**EXERCISE**
Using the records below, give the number of lines where the string "caption" shows up. Add nothing to it.

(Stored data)
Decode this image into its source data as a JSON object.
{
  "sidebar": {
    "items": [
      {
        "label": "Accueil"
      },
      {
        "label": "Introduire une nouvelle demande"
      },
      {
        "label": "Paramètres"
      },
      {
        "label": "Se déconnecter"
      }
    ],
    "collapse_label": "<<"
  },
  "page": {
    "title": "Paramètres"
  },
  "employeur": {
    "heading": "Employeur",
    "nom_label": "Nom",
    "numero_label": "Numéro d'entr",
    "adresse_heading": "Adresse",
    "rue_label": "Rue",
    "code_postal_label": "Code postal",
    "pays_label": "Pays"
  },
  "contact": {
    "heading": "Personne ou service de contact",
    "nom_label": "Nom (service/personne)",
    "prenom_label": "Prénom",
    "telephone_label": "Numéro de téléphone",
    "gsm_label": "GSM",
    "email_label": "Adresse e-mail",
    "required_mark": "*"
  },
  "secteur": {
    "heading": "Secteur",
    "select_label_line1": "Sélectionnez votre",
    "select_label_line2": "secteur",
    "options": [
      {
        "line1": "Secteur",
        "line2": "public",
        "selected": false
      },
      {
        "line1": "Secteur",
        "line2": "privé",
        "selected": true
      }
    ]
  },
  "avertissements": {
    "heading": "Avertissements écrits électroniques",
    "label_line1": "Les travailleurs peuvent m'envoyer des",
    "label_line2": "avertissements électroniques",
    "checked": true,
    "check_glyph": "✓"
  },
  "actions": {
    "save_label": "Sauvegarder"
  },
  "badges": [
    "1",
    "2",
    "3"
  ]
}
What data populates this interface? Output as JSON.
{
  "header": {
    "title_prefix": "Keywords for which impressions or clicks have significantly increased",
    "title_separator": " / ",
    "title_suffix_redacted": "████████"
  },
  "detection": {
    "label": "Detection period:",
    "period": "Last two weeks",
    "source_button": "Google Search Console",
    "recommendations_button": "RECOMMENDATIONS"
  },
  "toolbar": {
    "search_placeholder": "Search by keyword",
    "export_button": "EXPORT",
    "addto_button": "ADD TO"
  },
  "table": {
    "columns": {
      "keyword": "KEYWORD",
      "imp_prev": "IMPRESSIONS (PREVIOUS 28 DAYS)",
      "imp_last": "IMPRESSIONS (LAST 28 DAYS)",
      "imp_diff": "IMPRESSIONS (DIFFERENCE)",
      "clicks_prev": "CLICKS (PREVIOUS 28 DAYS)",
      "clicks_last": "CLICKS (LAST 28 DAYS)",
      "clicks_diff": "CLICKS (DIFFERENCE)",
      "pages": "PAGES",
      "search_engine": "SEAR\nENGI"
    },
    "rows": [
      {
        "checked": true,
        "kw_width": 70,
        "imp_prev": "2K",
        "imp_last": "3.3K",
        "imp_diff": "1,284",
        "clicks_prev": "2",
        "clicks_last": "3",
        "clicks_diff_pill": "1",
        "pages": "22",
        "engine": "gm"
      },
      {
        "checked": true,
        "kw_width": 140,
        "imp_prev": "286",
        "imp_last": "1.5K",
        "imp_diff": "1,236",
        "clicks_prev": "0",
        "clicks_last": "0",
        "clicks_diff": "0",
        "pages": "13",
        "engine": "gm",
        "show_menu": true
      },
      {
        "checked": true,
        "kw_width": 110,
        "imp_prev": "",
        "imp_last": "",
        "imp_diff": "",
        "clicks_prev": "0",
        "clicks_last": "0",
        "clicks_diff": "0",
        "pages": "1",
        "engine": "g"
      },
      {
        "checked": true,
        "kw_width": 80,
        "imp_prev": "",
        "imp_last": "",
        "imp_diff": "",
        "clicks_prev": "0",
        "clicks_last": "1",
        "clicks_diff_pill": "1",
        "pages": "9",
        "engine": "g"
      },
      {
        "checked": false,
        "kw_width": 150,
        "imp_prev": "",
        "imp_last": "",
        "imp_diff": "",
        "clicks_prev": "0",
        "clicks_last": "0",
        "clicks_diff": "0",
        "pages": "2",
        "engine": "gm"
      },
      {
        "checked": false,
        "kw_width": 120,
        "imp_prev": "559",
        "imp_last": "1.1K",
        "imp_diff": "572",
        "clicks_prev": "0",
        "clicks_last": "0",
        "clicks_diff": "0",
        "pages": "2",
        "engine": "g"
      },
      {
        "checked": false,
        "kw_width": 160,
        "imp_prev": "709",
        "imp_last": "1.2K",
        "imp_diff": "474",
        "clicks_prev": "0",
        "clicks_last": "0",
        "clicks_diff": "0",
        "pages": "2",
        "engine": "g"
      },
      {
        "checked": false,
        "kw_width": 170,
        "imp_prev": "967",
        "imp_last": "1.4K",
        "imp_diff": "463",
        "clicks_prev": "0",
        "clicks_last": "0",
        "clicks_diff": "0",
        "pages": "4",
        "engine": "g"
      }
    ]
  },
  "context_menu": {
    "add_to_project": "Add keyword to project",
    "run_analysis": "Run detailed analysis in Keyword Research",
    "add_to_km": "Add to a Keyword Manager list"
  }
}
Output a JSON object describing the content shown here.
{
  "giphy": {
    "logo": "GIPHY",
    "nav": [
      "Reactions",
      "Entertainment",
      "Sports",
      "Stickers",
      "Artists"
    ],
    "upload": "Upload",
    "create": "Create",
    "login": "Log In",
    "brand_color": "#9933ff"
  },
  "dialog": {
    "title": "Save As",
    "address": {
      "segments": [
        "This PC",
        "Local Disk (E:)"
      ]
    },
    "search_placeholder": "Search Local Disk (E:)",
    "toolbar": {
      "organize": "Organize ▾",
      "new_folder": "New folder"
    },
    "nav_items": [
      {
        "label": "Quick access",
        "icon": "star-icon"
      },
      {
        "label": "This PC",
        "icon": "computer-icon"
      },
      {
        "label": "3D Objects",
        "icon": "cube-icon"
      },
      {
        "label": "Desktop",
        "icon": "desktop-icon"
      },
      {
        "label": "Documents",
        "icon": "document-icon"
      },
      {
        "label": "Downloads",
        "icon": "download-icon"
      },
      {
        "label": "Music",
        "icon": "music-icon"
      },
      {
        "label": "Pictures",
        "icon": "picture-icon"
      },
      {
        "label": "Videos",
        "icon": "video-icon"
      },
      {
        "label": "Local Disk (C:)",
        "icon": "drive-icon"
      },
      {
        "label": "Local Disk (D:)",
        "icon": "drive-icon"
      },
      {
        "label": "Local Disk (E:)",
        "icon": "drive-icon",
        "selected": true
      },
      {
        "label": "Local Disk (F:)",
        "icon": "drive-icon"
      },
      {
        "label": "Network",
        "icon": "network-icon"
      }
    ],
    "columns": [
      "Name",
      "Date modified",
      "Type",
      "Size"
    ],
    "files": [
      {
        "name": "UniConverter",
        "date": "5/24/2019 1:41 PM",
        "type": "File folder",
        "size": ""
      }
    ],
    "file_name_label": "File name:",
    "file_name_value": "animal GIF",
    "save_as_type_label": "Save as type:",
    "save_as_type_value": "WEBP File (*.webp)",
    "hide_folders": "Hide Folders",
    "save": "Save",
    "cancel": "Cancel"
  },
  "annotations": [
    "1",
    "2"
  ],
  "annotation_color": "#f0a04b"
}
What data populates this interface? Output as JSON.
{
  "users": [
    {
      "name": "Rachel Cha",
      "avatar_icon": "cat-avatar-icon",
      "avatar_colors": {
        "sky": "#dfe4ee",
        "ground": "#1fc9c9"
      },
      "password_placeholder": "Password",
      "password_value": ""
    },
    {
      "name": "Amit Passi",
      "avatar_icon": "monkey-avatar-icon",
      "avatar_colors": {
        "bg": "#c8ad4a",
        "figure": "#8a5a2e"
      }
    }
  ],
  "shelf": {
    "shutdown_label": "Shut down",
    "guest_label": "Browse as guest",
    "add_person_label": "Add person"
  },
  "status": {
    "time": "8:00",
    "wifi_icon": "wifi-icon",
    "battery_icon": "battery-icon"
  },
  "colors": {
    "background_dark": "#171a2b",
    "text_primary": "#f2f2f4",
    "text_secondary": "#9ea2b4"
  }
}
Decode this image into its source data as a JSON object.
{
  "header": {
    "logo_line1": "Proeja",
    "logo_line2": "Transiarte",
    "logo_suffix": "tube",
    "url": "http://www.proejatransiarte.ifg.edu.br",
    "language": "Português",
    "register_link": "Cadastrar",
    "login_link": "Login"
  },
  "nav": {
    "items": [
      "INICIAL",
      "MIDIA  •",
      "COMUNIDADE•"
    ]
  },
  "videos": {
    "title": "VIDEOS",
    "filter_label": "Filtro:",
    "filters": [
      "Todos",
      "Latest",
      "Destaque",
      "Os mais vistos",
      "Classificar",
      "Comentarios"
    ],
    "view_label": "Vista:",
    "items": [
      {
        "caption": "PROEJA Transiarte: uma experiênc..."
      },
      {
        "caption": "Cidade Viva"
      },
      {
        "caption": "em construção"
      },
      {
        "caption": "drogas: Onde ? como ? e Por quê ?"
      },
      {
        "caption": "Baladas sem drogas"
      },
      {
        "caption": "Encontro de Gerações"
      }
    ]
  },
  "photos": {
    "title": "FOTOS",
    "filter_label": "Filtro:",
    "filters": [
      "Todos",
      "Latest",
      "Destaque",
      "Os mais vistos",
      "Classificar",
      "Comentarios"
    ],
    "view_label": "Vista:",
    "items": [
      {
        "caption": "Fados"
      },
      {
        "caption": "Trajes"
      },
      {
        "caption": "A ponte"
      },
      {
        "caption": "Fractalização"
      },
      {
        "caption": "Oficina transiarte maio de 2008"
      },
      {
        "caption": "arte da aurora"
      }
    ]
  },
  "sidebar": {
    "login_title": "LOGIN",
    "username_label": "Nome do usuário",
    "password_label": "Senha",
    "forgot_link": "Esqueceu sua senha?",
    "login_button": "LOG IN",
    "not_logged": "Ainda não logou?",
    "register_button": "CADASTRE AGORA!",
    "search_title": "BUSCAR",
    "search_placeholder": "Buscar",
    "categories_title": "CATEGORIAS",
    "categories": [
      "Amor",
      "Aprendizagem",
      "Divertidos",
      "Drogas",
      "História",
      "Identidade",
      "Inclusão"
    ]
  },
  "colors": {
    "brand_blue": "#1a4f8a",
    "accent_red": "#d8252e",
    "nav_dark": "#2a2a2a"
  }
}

**YOUR SOLUTION**
12